Activity:
Of the lines below, count those containing the word "this". Reply with the number alone.

Items from an interface collection:
◆ ◆ ◆ ◆
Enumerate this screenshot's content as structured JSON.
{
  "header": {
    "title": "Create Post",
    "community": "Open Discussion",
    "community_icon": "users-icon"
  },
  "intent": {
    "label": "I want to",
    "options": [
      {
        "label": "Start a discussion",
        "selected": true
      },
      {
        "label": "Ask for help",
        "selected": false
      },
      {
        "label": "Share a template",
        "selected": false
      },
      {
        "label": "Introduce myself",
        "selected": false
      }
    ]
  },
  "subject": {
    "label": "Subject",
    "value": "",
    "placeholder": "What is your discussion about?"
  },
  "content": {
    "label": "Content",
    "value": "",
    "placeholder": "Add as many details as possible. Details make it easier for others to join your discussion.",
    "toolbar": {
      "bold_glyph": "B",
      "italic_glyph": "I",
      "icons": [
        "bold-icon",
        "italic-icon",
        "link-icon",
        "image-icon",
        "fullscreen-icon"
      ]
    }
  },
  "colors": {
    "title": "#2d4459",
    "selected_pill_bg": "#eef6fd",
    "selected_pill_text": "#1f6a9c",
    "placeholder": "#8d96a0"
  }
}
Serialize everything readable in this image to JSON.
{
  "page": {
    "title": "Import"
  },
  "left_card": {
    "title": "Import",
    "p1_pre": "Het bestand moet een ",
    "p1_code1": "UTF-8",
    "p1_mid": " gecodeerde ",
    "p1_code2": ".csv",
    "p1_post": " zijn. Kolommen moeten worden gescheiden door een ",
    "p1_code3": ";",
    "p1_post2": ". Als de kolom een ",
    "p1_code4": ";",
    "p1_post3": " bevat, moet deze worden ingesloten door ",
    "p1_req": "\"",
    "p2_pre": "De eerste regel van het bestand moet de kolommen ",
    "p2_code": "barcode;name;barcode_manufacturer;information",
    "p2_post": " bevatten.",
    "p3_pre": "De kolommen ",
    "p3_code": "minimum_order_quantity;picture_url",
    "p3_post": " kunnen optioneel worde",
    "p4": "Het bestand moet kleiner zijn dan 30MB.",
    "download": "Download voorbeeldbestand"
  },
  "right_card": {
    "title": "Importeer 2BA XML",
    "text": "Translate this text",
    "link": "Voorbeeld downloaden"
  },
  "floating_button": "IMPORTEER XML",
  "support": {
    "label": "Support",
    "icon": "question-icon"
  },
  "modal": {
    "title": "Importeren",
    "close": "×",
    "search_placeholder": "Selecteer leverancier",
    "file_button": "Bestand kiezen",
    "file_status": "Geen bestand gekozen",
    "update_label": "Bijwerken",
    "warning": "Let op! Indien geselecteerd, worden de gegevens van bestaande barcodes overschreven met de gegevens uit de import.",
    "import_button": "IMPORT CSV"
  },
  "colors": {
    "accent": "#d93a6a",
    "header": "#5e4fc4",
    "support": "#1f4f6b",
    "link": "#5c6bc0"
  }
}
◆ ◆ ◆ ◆
Written answer:
3